Yesterday I reviewed the Perplexus Rookie, and a long while ago, the Perplexus. Today it's the turn of the Perplexus Epic, the third in the series from designer Michael McGinnis. Given that my review of the Original Perplexus is regularly in the top five posts read on my blog each month if not the most read, clearly there's a lot of interest in the puzzles.
The Epic is the hardest of the series of Perplexus puzzles, covering 125 stages from start to finish. With four starting points, this time labelled as Practice A, B and C (along with the actual start) this is a serious challenge, and completing the track from the first stage all the way to 125 is a serious dexterity challenge.
The Epic is larger than the original Perplexus at 8" in diameter and really is a step up in difficulty. Sticking with a much sharper White, Blue and Grey colour scheme, it certainly seems as though this edition is no longer aimed at the younger market, but at the serious puzzler. It certainly looks good sitting on the top of my puzzling shelves. Ok, so it's the book shelves, that just happen to have puzzles scattered over them as well as the books.
Having spent quite a while trying to make it from the start to the end in one try, I can confirm that this is not an easy puzzle. There are many more moving elements in this edition, with more hump backed bridges, stairs, single walled tracks, drops, tunnels and jumps than either of the other puzzles that you're not going to make it through this one without some serious practice. When I first started trying to solve the Epic, I had real difficulty being able to get beyond the fifth section - the fourth being a see saw which has a drop at the end of it meaning you have to get the speed just right or you'll miss the landing. And that's not the most challenging obstacle in the puzzle.
One of the new challenges I found in the Epic is just finding an angle to be able to see the ball and the current stage of the puzzle at certain points as there's so much going on in there it's not always obvious how to hold the ball to get the best view to be able to progress, and you're going to have to be able to see where you're going if you hope not to fall off.
The Epic really lives up to its name as a seriously challenging puzzle, that you're going to get a lot of hours of play from. That is if you don't throw it across the room in frustration. While I don't recommend throwing it, I really do recommend picking up a copy. Amazon and Puzzle Master both carry the puzzle for a very reasonable price so you really can't go wrong.

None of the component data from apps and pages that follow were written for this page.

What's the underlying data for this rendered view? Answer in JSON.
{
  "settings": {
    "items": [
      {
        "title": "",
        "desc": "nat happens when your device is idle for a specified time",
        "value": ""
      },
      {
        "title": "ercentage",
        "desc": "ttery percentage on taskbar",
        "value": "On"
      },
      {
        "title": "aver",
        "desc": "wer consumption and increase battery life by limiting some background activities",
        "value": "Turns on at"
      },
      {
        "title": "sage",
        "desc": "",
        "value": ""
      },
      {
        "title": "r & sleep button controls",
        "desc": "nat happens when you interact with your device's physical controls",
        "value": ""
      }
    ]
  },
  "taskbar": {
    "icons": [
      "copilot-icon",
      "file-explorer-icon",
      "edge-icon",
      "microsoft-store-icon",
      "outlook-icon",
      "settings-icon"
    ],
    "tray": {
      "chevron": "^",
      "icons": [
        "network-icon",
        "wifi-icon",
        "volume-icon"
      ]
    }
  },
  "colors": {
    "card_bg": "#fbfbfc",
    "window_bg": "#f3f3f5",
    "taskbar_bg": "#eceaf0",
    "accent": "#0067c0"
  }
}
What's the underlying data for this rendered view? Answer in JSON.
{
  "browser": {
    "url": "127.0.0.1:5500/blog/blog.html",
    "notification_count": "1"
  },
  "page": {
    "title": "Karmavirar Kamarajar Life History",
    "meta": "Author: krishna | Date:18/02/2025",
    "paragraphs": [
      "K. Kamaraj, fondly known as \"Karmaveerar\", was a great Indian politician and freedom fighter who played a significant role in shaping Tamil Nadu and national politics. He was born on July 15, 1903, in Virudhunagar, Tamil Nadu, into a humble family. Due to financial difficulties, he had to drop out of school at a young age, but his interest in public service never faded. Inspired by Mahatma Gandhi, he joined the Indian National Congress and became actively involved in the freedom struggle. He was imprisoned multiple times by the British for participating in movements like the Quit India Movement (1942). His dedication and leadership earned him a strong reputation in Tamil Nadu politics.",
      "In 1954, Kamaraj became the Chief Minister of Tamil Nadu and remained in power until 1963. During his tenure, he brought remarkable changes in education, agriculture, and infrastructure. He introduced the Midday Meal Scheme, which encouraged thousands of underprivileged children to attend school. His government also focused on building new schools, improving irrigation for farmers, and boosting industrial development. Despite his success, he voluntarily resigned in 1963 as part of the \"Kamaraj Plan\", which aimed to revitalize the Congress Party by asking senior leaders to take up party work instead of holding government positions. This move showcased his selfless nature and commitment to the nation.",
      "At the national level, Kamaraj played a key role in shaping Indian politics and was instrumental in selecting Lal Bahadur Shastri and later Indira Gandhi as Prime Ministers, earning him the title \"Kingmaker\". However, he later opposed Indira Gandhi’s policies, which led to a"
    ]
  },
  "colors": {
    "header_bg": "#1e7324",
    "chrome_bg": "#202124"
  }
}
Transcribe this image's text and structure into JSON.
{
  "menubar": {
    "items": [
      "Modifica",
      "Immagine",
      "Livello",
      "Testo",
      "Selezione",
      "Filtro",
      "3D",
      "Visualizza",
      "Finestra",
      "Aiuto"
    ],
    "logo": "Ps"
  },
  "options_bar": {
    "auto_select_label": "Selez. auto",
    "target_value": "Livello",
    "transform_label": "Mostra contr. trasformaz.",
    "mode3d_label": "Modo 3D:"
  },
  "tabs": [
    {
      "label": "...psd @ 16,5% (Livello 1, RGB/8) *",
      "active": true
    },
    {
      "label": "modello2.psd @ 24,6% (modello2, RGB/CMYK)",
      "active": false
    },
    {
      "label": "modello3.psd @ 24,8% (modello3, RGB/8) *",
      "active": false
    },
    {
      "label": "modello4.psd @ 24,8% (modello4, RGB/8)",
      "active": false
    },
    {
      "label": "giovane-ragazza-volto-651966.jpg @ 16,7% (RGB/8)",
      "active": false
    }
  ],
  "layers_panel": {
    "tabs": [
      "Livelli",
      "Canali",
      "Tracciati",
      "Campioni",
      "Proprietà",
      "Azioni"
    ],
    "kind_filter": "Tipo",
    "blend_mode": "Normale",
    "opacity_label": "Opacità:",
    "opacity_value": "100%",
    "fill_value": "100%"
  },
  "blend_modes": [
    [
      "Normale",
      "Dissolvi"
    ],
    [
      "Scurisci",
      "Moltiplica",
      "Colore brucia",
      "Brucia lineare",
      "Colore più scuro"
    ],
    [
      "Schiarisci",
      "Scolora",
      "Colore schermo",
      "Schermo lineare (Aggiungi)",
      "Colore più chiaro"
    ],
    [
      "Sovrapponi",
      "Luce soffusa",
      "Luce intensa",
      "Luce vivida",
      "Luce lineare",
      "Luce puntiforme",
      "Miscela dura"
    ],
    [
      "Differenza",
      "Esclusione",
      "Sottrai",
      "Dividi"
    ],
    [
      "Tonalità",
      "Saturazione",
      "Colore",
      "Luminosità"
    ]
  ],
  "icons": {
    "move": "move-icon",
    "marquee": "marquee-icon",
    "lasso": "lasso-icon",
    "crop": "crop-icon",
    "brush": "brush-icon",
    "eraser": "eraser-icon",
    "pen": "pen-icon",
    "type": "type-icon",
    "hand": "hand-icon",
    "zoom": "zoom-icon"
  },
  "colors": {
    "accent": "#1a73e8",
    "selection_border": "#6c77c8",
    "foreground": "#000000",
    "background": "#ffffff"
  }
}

Finally, let me wish all my readers a Merry Christmas. I hope Santa has been good to you and brought you many new puzzles to keep you busy through all the food that's sure to fill you to the brim.